• Task objective
Here are some records. Copy each one exactly.

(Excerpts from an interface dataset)
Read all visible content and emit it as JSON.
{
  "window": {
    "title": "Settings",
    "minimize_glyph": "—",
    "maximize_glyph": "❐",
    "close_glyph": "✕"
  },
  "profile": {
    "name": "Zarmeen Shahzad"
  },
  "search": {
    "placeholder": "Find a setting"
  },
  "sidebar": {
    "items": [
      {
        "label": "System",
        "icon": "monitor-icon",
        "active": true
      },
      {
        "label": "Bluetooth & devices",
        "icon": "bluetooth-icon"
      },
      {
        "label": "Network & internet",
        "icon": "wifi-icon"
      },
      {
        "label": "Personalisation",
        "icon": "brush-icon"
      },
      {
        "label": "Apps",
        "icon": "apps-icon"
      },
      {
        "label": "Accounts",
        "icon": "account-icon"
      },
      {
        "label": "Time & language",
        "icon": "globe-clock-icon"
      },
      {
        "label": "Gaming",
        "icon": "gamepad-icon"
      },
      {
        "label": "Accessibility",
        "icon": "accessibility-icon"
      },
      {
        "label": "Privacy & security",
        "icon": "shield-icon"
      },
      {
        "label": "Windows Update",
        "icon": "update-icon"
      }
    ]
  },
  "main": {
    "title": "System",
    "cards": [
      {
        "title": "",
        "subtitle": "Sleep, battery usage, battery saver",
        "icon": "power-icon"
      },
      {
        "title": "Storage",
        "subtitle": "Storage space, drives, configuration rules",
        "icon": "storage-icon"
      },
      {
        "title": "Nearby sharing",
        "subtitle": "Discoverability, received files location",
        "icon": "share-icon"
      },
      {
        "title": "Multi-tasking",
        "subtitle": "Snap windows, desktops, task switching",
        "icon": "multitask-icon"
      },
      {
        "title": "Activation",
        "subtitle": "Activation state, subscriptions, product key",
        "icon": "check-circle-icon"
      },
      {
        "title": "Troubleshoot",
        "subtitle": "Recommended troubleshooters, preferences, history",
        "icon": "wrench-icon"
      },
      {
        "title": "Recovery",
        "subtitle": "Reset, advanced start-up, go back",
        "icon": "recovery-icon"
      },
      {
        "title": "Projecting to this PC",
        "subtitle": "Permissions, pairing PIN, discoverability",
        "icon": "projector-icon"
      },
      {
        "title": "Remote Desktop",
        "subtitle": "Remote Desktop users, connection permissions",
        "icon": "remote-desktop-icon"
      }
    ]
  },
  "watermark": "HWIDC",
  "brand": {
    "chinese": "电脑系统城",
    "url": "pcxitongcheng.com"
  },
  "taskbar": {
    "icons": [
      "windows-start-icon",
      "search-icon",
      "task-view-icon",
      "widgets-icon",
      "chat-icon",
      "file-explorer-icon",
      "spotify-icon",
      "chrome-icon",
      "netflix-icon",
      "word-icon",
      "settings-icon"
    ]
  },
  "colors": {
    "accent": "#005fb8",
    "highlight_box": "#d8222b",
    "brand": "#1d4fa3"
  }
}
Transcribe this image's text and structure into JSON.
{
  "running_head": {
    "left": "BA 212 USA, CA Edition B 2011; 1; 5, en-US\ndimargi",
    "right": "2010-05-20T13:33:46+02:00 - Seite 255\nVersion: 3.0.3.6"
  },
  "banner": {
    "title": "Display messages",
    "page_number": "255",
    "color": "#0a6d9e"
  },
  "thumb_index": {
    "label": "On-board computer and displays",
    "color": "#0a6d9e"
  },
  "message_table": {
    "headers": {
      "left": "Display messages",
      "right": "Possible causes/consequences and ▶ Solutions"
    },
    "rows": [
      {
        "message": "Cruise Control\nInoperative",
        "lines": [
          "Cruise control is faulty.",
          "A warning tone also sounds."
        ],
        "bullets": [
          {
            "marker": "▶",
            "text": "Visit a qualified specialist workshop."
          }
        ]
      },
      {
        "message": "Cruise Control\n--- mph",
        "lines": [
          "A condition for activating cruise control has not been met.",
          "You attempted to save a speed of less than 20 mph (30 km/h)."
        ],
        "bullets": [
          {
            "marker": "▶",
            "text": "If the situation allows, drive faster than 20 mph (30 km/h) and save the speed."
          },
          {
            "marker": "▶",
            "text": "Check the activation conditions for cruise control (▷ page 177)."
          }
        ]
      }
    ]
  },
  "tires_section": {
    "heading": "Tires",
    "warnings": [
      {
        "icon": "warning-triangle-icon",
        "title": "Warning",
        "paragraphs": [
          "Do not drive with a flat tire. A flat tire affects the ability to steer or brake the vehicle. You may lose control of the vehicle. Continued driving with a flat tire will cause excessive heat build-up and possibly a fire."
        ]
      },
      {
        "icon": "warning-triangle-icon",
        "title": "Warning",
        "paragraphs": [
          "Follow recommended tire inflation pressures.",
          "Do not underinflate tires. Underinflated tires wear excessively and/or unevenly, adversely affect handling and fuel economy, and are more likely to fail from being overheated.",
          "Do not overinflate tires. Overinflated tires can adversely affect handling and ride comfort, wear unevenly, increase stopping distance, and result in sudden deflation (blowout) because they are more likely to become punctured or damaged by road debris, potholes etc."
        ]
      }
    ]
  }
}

• Result for this exercise
Read all visible content and emit it as JSON.
{
  "window": {
    "title": "Settings",
    "minimize_glyph": "—",
    "maximize_glyph": "❐",
    "close_glyph": "✕"
  },
  "profile": {
    "name": "Zarmeen Shahzad"
  },
  "search": {
    "placeholder": "Find a setting"
  },
  "sidebar": {
    "items": [
      {
        "label": "System",
        "icon": "monitor-icon",
        "active": true
      },
      {
        "label": "Bluetooth & devices",
        "icon": "bluetooth-icon"
      },
      {
        "label": "Network & internet",
        "icon": "wifi-icon"
      },
      {
        "label": "Personalisation",
        "icon": "brush-icon"
      },
      {
        "label": "Apps",
        "icon": "apps-icon"
      },
      {
        "label": "Accounts",
        "icon": "account-icon"
      },
      {
        "label": "Time & language",
        "icon": "globe-clock-icon"
      },
      {
        "label": "Gaming",
        "icon": "gamepad-icon"
      },
      {
        "label": "Accessibility",
        "icon": "accessibility-icon"
      },
      {
        "label": "Privacy & security",
        "icon": "shield-icon"
      },
      {
        "label": "Windows Update",
        "icon": "update-icon"
      }
    ]
  },
  "main": {
    "title": "System",
    "cards": [
      {
        "title": "",
        "subtitle": "Sleep, battery usage, battery saver",
        "icon": "power-icon"
      },
      {
        "title": "Storage",
        "subtitle": "Storage space, drives, configuration rules",
        "icon": "storage-icon"
      },
      {
        "title": "Nearby sharing",
        "subtitle": "Discoverability, received files location",
        "icon": "share-icon"
      },
      {
        "title": "Multi-tasking",
        "subtitle": "Snap windows, desktops, task switching",
        "icon": "multitask-icon"
      },
      {
        "title": "Activation",
        "subtitle": "Activation state, subscriptions, product key",
        "icon": "check-circle-icon"
      },
      {
        "title": "Troubleshoot",
        "subtitle": "Recommended troubleshooters, preferences, history",
        "icon": "wrench-icon"
      },
      {
        "title": "Recovery",
        "subtitle": "Reset, advanced start-up, go back",
        "icon": "recovery-icon"
      },
      {
        "title": "Projecting to this PC",
        "subtitle": "Permissions, pairing PIN, discoverability",
        "icon": "projector-icon"
      },
      {
        "title": "Remote Desktop",
        "subtitle": "Remote Desktop users, connection permissions",
        "icon": "remote-desktop-icon"
      }
    ]
  },
  "watermark": "HWIDC",
  "brand": {
    "chinese": "电脑系统城",
    "url": "pcxitongcheng.com"
  },
  "taskbar": {
    "icons": [
      "windows-start-icon",
      "search-icon",
      "task-view-icon",
      "widgets-icon",
      "chat-icon",
      "file-explorer-icon",
      "spotify-icon",
      "chrome-icon",
      "netflix-icon",
      "word-icon",
      "settings-icon"
    ]
  },
  "colors": {
    "accent": "#005fb8",
    "highlight_box": "#d8222b",
    "brand": "#1d4fa3"
  }
}
Transcribe this image's text and structure into JSON.
{
  "running_head": {
    "left": "BA 212 USA, CA Edition B 2011; 1; 5, en-US\ndimargi",
    "right": "2010-05-20T13:33:46+02:00 - Seite 255\nVersion: 3.0.3.6"
  },
  "banner": {
    "title": "Display messages",
    "page_number": "255",
    "color": "#0a6d9e"
  },
  "thumb_index": {
    "label": "On-board computer and displays",
    "color": "#0a6d9e"
  },
  "message_table": {
    "headers": {
      "left": "Display messages",
      "right": "Possible causes/consequences and ▶ Solutions"
    },
    "rows": [
      {
        "message": "Cruise Control\nInoperative",
        "lines": [
          "Cruise control is faulty.",
          "A warning tone also sounds."
        ],
        "bullets": [
          {
            "marker": "▶",
            "text": "Visit a qualified specialist workshop."
          }
        ]
      },
      {
        "message": "Cruise Control\n--- mph",
        "lines": [
          "A condition for activating cruise control has not been met.",
          "You attempted to save a speed of less than 20 mph (30 km/h)."
        ],
        "bullets": [
          {
            "marker": "▶",
            "text": "If the situation allows, drive faster than 20 mph (30 km/h) and save the speed."
          },
          {
            "marker": "▶",
            "text": "Check the activation conditions for cruise control (▷ page 177)."
          }
        ]
      }
    ]
  },
  "tires_section": {
    "heading": "Tires",
    "warnings": [
      {
        "icon": "warning-triangle-icon",
        "title": "Warning",
        "paragraphs": [
          "Do not drive with a flat tire. A flat tire affects the ability to steer or brake the vehicle. You may lose control of the vehicle. Continued driving with a flat tire will cause excessive heat build-up and possibly a fire."
        ]
      },
      {
        "icon": "warning-triangle-icon",
        "title": "Warning",
        "paragraphs": [
          "Follow recommended tire inflation pressures.",
          "Do not underinflate tires. Underinflated tires wear excessively and/or unevenly, adversely affect handling and fuel economy, and are more likely to fail from being overheated.",
          "Do not overinflate tires. Overinflated tires can adversely affect handling and ride comfort, wear unevenly, increase stopping distance, and result in sudden deflation (blowout) because they are more likely to become punctured or damaged by road debris, potholes etc."
        ]
      }
    ]
  }
}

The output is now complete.